Near the end of last year I recommended that people buy junk bonds through a fund. I picked the
Vanguard High Yield fund, because it had the lowest fees and I hate high fees when it comes to bond funds. They kill you.
Not long after I found myself on a
, the writer, who has a lot of good ideas about how to get your financial house in order. I wanted to talk up this kind of fund, as I had just recommended it to my dad, and I don't recommend a lot of "trades" to my dad. But right before I was on, I heard Orman severely criticize just this type of investment. She talked about how poorly this asset had performed and how they were never worth it. Ouch.
I have conviction, so I went with it anyway. I said that when the
eases, these will roar. The host portrayed the debate as two pros at loggerheads. I don't think that's right. There is an objective truth and a reality that determines whether an investment recommendation is a good one or not. These junk funds, since the Fed eased, have been on fire. It was a great asset-class selection and I am glad I stuck to my guns. (Check out Ian McDonald's recent
Big Screen for junk-bond funds that are worth a closer look.)

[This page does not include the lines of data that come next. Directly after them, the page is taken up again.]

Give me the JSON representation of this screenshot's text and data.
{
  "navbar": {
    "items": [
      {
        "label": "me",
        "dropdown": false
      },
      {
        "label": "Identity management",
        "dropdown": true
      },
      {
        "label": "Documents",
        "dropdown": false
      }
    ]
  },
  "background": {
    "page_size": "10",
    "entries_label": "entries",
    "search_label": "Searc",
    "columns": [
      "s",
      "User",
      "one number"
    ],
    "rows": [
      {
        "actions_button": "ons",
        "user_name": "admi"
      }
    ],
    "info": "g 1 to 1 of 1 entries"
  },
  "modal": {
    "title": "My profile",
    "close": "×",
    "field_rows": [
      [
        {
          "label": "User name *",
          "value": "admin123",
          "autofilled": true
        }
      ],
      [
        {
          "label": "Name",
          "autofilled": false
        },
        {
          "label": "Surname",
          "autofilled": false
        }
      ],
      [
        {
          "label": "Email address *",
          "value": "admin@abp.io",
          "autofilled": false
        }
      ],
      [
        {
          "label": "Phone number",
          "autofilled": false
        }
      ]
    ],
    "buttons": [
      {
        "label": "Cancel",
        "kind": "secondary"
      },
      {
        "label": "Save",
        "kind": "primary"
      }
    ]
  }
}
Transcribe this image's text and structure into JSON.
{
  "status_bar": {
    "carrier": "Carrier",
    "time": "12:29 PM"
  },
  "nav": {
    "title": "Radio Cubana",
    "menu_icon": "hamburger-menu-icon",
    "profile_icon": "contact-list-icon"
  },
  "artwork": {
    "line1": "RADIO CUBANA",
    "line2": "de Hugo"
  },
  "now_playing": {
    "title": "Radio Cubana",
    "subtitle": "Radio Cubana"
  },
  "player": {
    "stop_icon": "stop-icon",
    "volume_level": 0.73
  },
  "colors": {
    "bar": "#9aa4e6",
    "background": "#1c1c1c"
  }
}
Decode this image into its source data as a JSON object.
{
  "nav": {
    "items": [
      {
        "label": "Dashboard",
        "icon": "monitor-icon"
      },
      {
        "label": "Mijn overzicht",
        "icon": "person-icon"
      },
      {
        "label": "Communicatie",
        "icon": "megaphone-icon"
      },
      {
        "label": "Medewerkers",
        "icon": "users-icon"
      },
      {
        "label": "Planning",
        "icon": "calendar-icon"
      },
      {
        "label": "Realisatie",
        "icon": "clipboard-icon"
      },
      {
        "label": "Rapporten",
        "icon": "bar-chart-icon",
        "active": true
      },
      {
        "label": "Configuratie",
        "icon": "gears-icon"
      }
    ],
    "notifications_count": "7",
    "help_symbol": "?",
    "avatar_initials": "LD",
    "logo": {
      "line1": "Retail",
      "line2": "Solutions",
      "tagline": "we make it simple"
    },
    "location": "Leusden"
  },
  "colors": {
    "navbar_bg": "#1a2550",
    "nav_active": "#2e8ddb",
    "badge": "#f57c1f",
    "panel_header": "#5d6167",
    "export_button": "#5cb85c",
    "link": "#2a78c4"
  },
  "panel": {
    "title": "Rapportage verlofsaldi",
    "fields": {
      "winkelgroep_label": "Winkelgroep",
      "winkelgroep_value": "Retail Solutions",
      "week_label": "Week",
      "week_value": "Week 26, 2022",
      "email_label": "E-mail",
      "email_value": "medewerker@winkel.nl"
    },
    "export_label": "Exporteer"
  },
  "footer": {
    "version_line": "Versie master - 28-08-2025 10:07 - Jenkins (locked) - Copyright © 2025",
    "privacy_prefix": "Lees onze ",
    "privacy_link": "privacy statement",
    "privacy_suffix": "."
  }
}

More important, it shows that you can't just diss an asset class simply because it has performed poorly in the past. Just because junk funds hadn't done well doesn't mean that Orman should say you shouldn't be in them. I think that's bad investment advice. That's right, there is such a thing, in my world, as bad investment advice. I find when I listen to the talking heads on television I hear a lot of stuff that is just plain wrong. It was plain wrong to say, "Never own this kind of fund." It is plain wrong to recommend the highest of fliers without talking about diversification. It is plain wrong to say you can't ever own bonds.
I continue to think that these high-yield funds could be outstanding performers for the first half of the year as fund managers plow into this asset class in search of something that will give good yield and good capital gains every time the Fed eases. And I reserve the right to say that some people are just wrong when they give investment advice, no matter how persuasive they may be.
James J. Cramer is a director and co-founder of TheStreet.com. He contributes daily market commentary for the network of TSC sites and serves as an adviser to the company's CEO. Nonstaff contributing columnists for TheStreet.com and RealMoney.com, including Cramer, may, from time to time, write about stocks in which they have a position. In such cases, appropriate disclosure is made. Under no circumstances does the information in this column represent a recommendation to buy or sell stocks. While he cannot provide investment advice or recommendations, he invites you to send comments on his column to